Only the lines of the data holding the string "title" need to be returned.

Extracted records:

"""

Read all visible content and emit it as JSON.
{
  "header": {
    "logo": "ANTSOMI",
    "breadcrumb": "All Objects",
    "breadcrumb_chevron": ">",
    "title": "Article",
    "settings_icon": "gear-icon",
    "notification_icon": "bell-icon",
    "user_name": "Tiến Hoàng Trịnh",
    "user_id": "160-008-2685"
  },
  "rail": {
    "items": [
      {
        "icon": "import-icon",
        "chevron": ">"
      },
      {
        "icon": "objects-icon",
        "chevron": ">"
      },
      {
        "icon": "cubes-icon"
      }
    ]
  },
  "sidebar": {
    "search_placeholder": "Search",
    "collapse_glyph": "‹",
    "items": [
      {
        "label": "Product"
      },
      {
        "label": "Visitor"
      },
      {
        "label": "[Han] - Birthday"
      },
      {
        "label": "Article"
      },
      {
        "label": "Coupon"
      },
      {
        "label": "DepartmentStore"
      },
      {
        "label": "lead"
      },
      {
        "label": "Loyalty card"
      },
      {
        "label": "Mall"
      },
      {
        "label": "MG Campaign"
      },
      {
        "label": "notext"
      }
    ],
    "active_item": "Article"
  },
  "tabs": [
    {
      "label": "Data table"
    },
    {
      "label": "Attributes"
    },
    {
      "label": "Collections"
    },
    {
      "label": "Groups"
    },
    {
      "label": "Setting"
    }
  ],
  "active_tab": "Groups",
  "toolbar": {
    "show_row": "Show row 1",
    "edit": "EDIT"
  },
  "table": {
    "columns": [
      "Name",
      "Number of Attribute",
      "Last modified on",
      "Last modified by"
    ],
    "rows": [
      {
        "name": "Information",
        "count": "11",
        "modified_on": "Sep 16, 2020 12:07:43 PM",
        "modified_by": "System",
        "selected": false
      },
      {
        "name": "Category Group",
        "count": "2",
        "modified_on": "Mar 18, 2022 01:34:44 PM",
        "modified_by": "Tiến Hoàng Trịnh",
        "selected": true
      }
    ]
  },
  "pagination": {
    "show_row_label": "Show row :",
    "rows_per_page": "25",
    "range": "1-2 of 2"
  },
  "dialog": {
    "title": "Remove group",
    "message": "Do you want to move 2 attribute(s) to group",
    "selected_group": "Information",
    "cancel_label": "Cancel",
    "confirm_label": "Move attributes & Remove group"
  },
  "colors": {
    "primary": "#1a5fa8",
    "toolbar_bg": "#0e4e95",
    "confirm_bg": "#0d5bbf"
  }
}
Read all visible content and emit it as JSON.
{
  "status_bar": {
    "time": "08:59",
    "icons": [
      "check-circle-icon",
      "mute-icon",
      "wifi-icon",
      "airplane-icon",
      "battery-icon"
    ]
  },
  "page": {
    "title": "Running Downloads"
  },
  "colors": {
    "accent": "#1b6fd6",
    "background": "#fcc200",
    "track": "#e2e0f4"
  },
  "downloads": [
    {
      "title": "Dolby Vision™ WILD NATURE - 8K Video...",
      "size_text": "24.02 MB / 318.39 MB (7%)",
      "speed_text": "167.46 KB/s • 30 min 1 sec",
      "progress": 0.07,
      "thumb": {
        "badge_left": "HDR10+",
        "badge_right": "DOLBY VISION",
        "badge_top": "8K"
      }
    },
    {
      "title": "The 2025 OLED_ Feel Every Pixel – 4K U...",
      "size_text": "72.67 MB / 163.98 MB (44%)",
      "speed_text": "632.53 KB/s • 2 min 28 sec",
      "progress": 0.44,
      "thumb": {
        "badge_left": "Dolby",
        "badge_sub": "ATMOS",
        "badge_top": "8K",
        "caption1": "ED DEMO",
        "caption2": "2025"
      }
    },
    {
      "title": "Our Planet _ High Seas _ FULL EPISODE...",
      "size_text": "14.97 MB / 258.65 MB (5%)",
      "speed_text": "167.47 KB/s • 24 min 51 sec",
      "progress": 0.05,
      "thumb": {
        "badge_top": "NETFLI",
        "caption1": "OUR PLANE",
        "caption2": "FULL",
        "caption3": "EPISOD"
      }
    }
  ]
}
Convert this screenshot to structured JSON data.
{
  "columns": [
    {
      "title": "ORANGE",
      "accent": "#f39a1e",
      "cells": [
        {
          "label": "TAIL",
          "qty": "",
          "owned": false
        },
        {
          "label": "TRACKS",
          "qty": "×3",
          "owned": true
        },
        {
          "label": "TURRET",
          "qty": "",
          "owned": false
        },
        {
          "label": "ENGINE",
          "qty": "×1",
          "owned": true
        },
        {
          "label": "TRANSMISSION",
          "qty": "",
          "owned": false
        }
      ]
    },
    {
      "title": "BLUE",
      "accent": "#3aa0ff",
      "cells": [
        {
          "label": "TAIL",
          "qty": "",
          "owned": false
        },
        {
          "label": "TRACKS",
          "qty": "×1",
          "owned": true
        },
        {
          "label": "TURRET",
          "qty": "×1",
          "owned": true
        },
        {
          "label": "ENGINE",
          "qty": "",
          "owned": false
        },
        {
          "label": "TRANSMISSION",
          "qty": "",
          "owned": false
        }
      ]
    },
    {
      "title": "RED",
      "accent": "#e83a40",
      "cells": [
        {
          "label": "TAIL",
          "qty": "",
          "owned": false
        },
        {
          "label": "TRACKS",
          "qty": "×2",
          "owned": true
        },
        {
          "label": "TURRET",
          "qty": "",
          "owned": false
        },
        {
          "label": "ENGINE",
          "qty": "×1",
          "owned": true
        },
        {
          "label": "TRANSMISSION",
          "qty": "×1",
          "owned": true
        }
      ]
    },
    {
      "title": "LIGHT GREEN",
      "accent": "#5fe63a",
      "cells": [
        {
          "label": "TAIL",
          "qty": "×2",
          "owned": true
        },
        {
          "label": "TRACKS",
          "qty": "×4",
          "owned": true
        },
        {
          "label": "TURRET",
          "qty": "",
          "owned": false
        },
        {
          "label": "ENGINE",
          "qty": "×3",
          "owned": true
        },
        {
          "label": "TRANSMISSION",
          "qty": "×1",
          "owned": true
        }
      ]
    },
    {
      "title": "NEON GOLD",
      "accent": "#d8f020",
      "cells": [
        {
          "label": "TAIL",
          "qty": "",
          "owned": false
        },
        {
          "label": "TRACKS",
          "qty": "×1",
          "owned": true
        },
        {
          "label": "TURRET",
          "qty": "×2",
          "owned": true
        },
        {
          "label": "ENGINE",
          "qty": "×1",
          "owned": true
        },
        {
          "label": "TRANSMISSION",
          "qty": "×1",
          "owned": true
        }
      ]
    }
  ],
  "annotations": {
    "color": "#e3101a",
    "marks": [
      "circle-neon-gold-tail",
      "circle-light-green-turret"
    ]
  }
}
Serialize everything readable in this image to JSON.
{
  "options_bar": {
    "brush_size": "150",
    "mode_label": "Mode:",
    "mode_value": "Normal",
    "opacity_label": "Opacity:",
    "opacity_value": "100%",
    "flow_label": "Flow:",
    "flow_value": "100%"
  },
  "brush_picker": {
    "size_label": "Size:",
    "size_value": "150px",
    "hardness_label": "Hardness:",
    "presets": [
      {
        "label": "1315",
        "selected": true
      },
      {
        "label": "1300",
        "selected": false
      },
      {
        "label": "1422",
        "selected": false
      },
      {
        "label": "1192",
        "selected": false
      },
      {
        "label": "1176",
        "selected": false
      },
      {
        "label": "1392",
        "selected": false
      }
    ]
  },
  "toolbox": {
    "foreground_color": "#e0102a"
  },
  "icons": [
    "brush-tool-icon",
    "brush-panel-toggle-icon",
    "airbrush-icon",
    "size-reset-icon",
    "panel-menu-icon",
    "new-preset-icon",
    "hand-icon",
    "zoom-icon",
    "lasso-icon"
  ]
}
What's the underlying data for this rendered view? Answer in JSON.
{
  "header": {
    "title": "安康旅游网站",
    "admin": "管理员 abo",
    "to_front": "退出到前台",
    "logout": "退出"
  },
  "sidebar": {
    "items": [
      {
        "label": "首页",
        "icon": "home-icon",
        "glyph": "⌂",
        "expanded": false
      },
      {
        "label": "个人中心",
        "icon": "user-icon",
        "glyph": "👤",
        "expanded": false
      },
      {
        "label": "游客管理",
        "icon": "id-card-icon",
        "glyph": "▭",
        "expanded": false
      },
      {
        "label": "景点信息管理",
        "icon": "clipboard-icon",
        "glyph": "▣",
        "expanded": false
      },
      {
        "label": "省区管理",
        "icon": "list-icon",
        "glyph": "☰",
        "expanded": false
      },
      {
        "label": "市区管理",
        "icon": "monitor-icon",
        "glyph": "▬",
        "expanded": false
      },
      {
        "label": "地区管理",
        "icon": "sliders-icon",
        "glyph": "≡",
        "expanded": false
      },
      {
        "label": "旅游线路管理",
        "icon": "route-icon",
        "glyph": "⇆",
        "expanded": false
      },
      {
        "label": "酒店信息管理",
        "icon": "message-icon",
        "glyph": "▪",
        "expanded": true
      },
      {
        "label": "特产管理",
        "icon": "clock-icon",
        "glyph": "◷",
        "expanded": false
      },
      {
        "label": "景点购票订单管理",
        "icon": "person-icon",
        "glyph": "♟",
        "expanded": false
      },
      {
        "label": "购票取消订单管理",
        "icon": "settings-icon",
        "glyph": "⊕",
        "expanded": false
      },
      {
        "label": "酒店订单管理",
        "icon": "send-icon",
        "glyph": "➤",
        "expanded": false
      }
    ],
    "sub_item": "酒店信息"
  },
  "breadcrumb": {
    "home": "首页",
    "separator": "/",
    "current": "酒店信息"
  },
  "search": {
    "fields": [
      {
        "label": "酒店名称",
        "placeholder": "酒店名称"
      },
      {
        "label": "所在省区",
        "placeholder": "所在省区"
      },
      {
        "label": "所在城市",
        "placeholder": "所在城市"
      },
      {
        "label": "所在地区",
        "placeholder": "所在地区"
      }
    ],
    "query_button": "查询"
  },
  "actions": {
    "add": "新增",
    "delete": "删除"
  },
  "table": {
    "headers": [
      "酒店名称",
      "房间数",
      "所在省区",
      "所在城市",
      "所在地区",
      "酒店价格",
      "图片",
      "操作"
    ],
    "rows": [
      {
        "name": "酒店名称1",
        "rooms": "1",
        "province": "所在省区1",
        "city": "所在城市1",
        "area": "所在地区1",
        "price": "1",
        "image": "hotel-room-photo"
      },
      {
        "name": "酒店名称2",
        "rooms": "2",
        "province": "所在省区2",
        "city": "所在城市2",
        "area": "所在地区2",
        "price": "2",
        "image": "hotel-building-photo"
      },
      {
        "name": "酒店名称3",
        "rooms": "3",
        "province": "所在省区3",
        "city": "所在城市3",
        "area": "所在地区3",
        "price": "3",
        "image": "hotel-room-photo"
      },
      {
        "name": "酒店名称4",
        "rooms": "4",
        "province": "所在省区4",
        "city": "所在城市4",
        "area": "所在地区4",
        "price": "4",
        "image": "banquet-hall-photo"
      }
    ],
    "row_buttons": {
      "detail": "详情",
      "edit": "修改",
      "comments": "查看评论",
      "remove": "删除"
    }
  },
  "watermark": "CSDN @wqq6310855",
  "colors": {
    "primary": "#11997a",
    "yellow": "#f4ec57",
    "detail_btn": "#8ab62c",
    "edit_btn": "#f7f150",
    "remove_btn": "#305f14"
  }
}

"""

> _Response box_
    "title": "Article",
    "title": "Remove group",
    "title": "Running Downloads"
      "title": "Dolby Vision™ WILD NATURE - 8K Video...",
      "title": "The 2025 OLED_ Feel Every Pixel – 4K U...",
      "title": "Our Planet _ High Seas _ FULL EPISODE...",
      "title": "ORANGE",
      "title": "BLUE",
      "title": "RED",
      "title": "LIGHT GREEN",
      "title": "NEON GOLD",
    "title": "安康旅游网站",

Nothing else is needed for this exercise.